Our digestive system is uniquely constructed to perform its specialised function of turning food into the energy you need to survive. Through the same system, it also rids all the waste that the body does not need. Thus, maintaining a good digestive system is the basis for good health.
1. Incorporate healthy gut bacteria in your diet
Stress, poor sleeping habits, antibiotics and illness can lead to an imbalance of bacteria in your digestive tract. Certain probiotics, mostly found in dairy products and some fortified cereals, can help to maintain the balance of “good” bacteria in the digestive tract. Try a daily helping of yogurt.
2. Keep the fibre on deck
Get your daily dose of fibre to help your digestive system work better and prevent constipation. High-fibre foods such as fruits, vegetables and whole grains also help you feel full, which can help prevent overeating as well as give you more energy.
Hydrate! Water is important for EVERY part of your body. Insufficient water intake can cause bowel issues. Water can also help prevent overeating. Always keep a bottle of water with you.
4. Become a frequent flyer
Eat small, frequent meals throughout the day to keep your metabolism revved up, your blood sugar balanced and your energy up. This helps to avoid overeating during your main meals or consuming high-fat foods that will slow your digestion.
5. Work it out
We all know exercise is good for the health, but did you know it can help create a healthy digestive environment?
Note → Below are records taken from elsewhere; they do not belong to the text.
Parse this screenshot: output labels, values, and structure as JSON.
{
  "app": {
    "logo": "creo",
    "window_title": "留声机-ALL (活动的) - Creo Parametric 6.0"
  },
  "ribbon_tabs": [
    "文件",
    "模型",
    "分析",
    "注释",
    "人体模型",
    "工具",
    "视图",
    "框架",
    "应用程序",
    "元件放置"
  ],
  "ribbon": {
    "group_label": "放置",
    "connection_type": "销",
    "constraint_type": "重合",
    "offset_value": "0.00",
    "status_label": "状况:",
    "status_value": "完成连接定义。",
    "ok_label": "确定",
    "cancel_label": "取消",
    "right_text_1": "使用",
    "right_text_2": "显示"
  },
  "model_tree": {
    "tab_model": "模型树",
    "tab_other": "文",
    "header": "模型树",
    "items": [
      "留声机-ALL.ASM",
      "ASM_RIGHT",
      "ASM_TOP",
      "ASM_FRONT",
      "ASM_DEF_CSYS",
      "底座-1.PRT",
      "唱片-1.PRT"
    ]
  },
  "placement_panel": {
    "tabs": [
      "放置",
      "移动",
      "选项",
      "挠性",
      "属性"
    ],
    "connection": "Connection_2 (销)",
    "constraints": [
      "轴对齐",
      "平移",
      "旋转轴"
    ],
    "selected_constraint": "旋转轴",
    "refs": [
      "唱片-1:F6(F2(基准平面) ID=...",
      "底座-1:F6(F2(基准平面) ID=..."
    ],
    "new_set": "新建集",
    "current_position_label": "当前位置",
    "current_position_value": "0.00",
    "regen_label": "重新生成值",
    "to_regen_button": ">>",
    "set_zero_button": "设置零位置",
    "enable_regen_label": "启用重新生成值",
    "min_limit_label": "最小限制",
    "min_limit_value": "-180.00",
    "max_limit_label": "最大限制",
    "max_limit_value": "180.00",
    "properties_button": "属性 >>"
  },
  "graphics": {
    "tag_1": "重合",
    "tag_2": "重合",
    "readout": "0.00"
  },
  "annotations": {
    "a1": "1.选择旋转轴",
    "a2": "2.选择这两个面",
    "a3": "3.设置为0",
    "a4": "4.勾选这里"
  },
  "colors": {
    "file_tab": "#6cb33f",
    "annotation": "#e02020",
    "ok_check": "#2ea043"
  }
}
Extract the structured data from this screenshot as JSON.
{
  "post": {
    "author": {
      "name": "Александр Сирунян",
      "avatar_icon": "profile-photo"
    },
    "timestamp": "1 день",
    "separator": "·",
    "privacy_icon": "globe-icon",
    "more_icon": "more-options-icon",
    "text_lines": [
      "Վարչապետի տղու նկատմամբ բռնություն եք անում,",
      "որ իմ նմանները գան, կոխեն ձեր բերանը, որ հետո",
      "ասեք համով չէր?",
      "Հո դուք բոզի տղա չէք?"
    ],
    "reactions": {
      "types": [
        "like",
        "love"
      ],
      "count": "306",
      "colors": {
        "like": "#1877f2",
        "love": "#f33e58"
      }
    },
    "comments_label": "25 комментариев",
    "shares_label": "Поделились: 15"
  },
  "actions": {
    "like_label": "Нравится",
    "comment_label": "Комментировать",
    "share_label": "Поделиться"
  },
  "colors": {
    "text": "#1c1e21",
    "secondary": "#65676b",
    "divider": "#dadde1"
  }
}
Exercise helps to allow food to move through the large intestine faster and keep the GI tract active. This helps to reduce bowel issues.
6. Chew, chew, chew
It’s common knowledge that eating too quickly (because you don’t chew as much!) causes indigestion. The science behind it is that chewing food increases the digestive enzymes in your mouth, allowing for better overall digestion.
7. Don’t pull the trigger
Holiday festive foods can be all too much—too sweet, too rich, too spicy, too salty, too fatty, too processed. This will irritate the digestive system. Avoid your ‘trigger’ foods and your digestive system will operate smoother.
8. Saucer sizes
Having a smaller plate means smaller amounts of food. Portion control is important not only for weight management, but also reducing the stress on your digestive system that comes from overeating.
9. Oil slick
Heavy, fried and rich foods that are normally associated with festive holidays not only stay in the digestive system longer, but they cause more stomach acid which can also lead to gastric reflux.
10. Indulge consciously
It’s ok to have your favourite festive foods! But indulge consciously. Avoid post-meal sluggish feeling by cutting the portion in half. You will also feel empowered by having a controlled portion. Always try to have a cup of tea on hand — try mint or cinnamon tea. This will help slow down your eating, allow you to listen to your body and be more mindful.